- Create pull: One of the most effective strategies is to create a high pull for you. What does that mean? Well, basically you want other partners and project managers to be highly interested in staffing you on their projects. If you were able to build a good reputation within the firm, you might want to talk to partners that value you work and ask them for support. If your reputation isn’t that great yet, you might need to bring a bit more to the table. For example, now might be a good time to commit yourself to a certain practice and ask the practice-leading partner for his or her support in getting you off your current project to fully focus on projects within that practice going forward. Remember: A good reputation is worth a lot since other partners will be highly interested in getting you on their projects and keeping you in the firm. If you have valid reasons for getting off a project, they will support you in that mission. However, if your reputation is lower, you will need to build up bargaining power by offering something yourself.
However, please don’t get the wrong impression: Normally, your focus should be on getting onto great projects and performing well on them. In our free starter training we have a dedicated lesson on how you can influence your project staffing to get to the best possible outcome. It’s way more efficient to focus on getting on a great project, so you are not even required to get off a project. Also, getting off a project only makes sense if you have a good alternative! No partner will be amused if you fight for getting off a project just to turn unbillable for weeks.
If all that doesn’t help
So, what if all the above-mentioned strategies don’t help. Honestly, I would strongly consider changing firms. Don’t get me wrong – management consulting isn’t just butterflies and rainbows. You will experience tough times that are especially challenging or that you don’t enjoy as much as other times in every firm.

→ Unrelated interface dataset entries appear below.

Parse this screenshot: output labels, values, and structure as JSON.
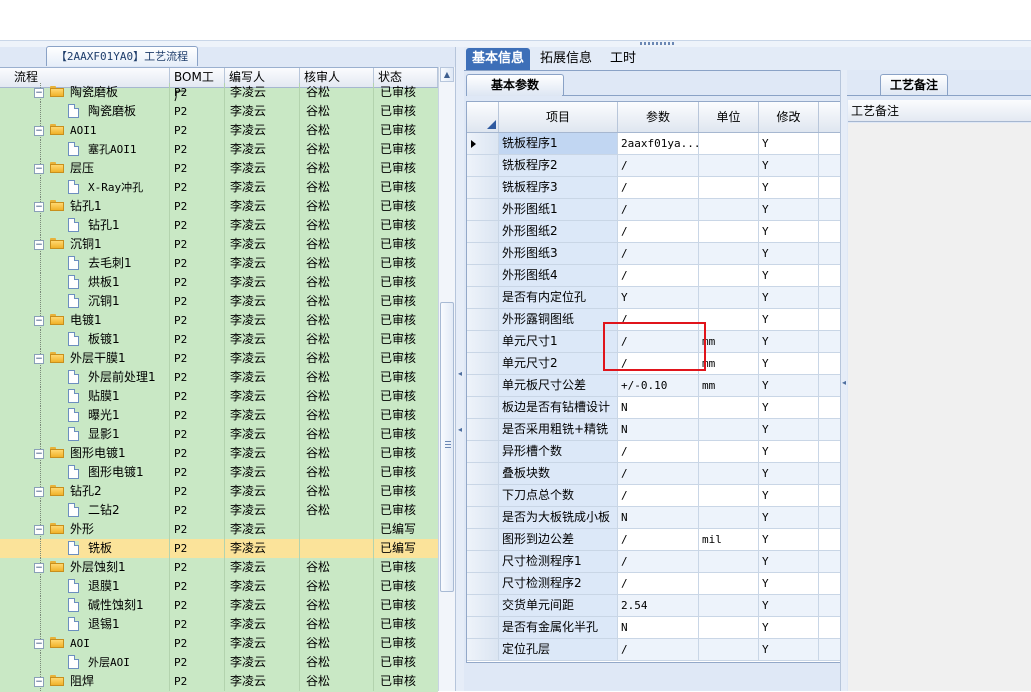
{
  "left_panel": {
    "tab_title": "【2AAXF01YA0】工艺流程",
    "columns": [
      "流程",
      "BOM工厂",
      "编写人",
      "核审人",
      "状态"
    ],
    "rows": [
      {
        "name": "陶瓷磨板",
        "level": 0,
        "type": "folder",
        "bom": "P2",
        "writer": "李凌云",
        "reviewer": "谷松",
        "status": "已审核"
      },
      {
        "name": "陶瓷磨板",
        "level": 1,
        "type": "doc",
        "bom": "P2",
        "writer": "李凌云",
        "reviewer": "谷松",
        "status": "已审核"
      },
      {
        "name": "AOI1",
        "level": 0,
        "type": "folder",
        "bom": "P2",
        "writer": "李凌云",
        "reviewer": "谷松",
        "status": "已审核"
      },
      {
        "name": "塞孔AOI1",
        "level": 1,
        "type": "doc",
        "bom": "P2",
        "writer": "李凌云",
        "reviewer": "谷松",
        "status": "已审核"
      },
      {
        "name": "层压",
        "level": 0,
        "type": "folder",
        "bom": "P2",
        "writer": "李凌云",
        "reviewer": "谷松",
        "status": "已审核"
      },
      {
        "name": "X-Ray冲孔",
        "level": 1,
        "type": "doc",
        "bom": "P2",
        "writer": "李凌云",
        "reviewer": "谷松",
        "status": "已审核"
      },
      {
        "name": "钻孔1",
        "level": 0,
        "type": "folder",
        "bom": "P2",
        "writer": "李凌云",
        "reviewer": "谷松",
        "status": "已审核"
      },
      {
        "name": "钻孔1",
        "level": 1,
        "type": "doc",
        "bom": "P2",
        "writer": "李凌云",
        "reviewer": "谷松",
        "status": "已审核"
      },
      {
        "name": "沉铜1",
        "level": 0,
        "type": "folder",
        "bom": "P2",
        "writer": "李凌云",
        "reviewer": "谷松",
        "status": "已审核"
      },
      {
        "name": "去毛刺1",
        "level": 1,
        "type": "doc",
        "bom": "P2",
        "writer": "李凌云",
        "reviewer": "谷松",
        "status": "已审核"
      },
      {
        "name": "烘板1",
        "level": 1,
        "type": "doc",
        "bom": "P2",
        "writer": "李凌云",
        "reviewer": "谷松",
        "status": "已审核"
      },
      {
        "name": "沉铜1",
        "level": 1,
        "type": "doc",
        "bom": "P2",
        "writer": "李凌云",
        "reviewer": "谷松",
        "status": "已审核"
      },
      {
        "name": "电镀1",
        "level": 0,
        "type": "folder",
        "bom": "P2",
        "writer": "李凌云",
        "reviewer": "谷松",
        "status": "已审核"
      },
      {
        "name": "板镀1",
        "level": 1,
        "type": "doc",
        "bom": "P2",
        "writer": "李凌云",
        "reviewer": "谷松",
        "status": "已审核"
      },
      {
        "name": "外层干膜1",
        "level": 0,
        "type": "folder",
        "bom": "P2",
        "writer": "李凌云",
        "reviewer": "谷松",
        "status": "已审核"
      },
      {
        "name": "外层前处理1",
        "level": 1,
        "type": "doc",
        "bom": "P2",
        "writer": "李凌云",
        "reviewer": "谷松",
        "status": "已审核"
      },
      {
        "name": "贴膜1",
        "level": 1,
        "type": "doc",
        "bom": "P2",
        "writer": "李凌云",
        "reviewer": "谷松",
        "status": "已审核"
      },
      {
        "name": "曝光1",
        "level": 1,
        "type": "doc",
        "bom": "P2",
        "writer": "李凌云",
        "reviewer": "谷松",
        "status": "已审核"
      },
      {
        "name": "显影1",
        "level": 1,
        "type": "doc",
        "bom": "P2",
        "writer": "李凌云",
        "reviewer": "谷松",
        "status": "已审核"
      },
      {
        "name": "图形电镀1",
        "level": 0,
        "type": "folder",
        "bom": "P2",
        "writer": "李凌云",
        "reviewer": "谷松",
        "status": "已审核"
      },
      {
        "name": "图形电镀1",
        "level": 1,
        "type": "doc",
        "bom": "P2",
        "writer": "李凌云",
        "reviewer": "谷松",
        "status": "已审核"
      },
      {
        "name": "钻孔2",
        "level": 0,
        "type": "folder",
        "bom": "P2",
        "writer": "李凌云",
        "reviewer": "谷松",
        "status": "已审核"
      },
      {
        "name": "二钻2",
        "level": 1,
        "type": "doc",
        "bom": "P2",
        "writer": "李凌云",
        "reviewer": "谷松",
        "status": "已审核"
      },
      {
        "name": "外形",
        "level": 0,
        "type": "folder",
        "bom": "P2",
        "writer": "李凌云",
        "reviewer": "",
        "status": "已编写"
      },
      {
        "name": "铣板",
        "level": 1,
        "type": "doc",
        "bom": "P2",
        "writer": "李凌云",
        "reviewer": "",
        "status": "已编写",
        "selected": true
      },
      {
        "name": "外层蚀刻1",
        "level": 0,
        "type": "folder",
        "bom": "P2",
        "writer": "李凌云",
        "reviewer": "谷松",
        "status": "已审核"
      },
      {
        "name": "退膜1",
        "level": 1,
        "type": "doc",
        "bom": "P2",
        "writer": "李凌云",
        "reviewer": "谷松",
        "status": "已审核"
      },
      {
        "name": "碱性蚀刻1",
        "level": 1,
        "type": "doc",
        "bom": "P2",
        "writer": "李凌云",
        "reviewer": "谷松",
        "status": "已审核"
      },
      {
        "name": "退锡1",
        "level": 1,
        "type": "doc",
        "bom": "P2",
        "writer": "李凌云",
        "reviewer": "谷松",
        "status": "已审核"
      },
      {
        "name": "AOI",
        "level": 0,
        "type": "folder",
        "bom": "P2",
        "writer": "李凌云",
        "reviewer": "谷松",
        "status": "已审核"
      },
      {
        "name": "外层AOI",
        "level": 1,
        "type": "doc",
        "bom": "P2",
        "writer": "李凌云",
        "reviewer": "谷松",
        "status": "已审核"
      },
      {
        "name": "阻焊",
        "level": 0,
        "type": "folder",
        "bom": "P2",
        "writer": "李凌云",
        "reviewer": "谷松",
        "status": "已审核"
      }
    ]
  },
  "main_tabs": [
    "基本信息",
    "拓展信息",
    "工时"
  ],
  "sub_tab": "基本参数",
  "param_grid": {
    "columns": [
      "项目",
      "参数",
      "单位",
      "修改"
    ],
    "rows": [
      {
        "item": "铣板程序1",
        "param": "2aaxf01ya...",
        "unit": "",
        "mod": "Y",
        "current": true
      },
      {
        "item": "铣板程序2",
        "param": "/",
        "unit": "",
        "mod": "Y"
      },
      {
        "item": "铣板程序3",
        "param": "/",
        "unit": "",
        "mod": "Y"
      },
      {
        "item": "外形图纸1",
        "param": "/",
        "unit": "",
        "mod": "Y"
      },
      {
        "item": "外形图纸2",
        "param": "/",
        "unit": "",
        "mod": "Y"
      },
      {
        "item": "外形图纸3",
        "param": "/",
        "unit": "",
        "mod": "Y"
      },
      {
        "item": "外形图纸4",
        "param": "/",
        "unit": "",
        "mod": "Y"
      },
      {
        "item": "是否有内定位孔",
        "param": "Y",
        "unit": "",
        "mod": "Y"
      },
      {
        "item": "外形露铜图纸",
        "param": "/",
        "unit": "",
        "mod": "Y"
      },
      {
        "item": "单元尺寸1",
        "param": "/",
        "unit": "mm",
        "mod": "Y"
      },
      {
        "item": "单元尺寸2",
        "param": "/",
        "unit": "mm",
        "mod": "Y"
      },
      {
        "item": "单元板尺寸公差",
        "param": "+/-0.10",
        "unit": "mm",
        "mod": "Y"
      },
      {
        "item": "板边是否有钻槽设计",
        "param": "N",
        "unit": "",
        "mod": "Y"
      },
      {
        "item": "是否采用粗铣+精铣",
        "param": "N",
        "unit": "",
        "mod": "Y"
      },
      {
        "item": "异形槽个数",
        "param": "/",
        "unit": "",
        "mod": "Y"
      },
      {
        "item": "叠板块数",
        "param": "/",
        "unit": "",
        "mod": "Y"
      },
      {
        "item": "下刀点总个数",
        "param": "/",
        "unit": "",
        "mod": "Y"
      },
      {
        "item": "是否为大板铣成小板",
        "param": "N",
        "unit": "",
        "mod": "Y"
      },
      {
        "item": "图形到边公差",
        "param": "/",
        "unit": "mil",
        "mod": "Y"
      },
      {
        "item": "尺寸检测程序1",
        "param": "/",
        "unit": "",
        "mod": "Y"
      },
      {
        "item": "尺寸检测程序2",
        "param": "/",
        "unit": "",
        "mod": "Y"
      },
      {
        "item": "交货单元间距",
        "param": "2.54",
        "unit": "",
        "mod": "Y"
      },
      {
        "item": "是否有金属化半孔",
        "param": "N",
        "unit": "",
        "mod": "Y"
      },
      {
        "item": "定位孔层",
        "param": "/",
        "unit": "",
        "mod": "Y"
      }
    ]
  },
  "notes_panel": {
    "tab": "工艺备注",
    "header": "工艺备注"
  },
  "colors": {
    "tree_bg": "#c9e8c5",
    "selected_row": "#fbe39a",
    "active_tab": "#3d6fb8",
    "highlight_box": "#e0141b"
  }
}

However, if you feel like you are continuously staffed on bad projects or the firm isn’t really investing any effort at all in improving your situation or listening to your expectations, it might be simply the wrong firm for you.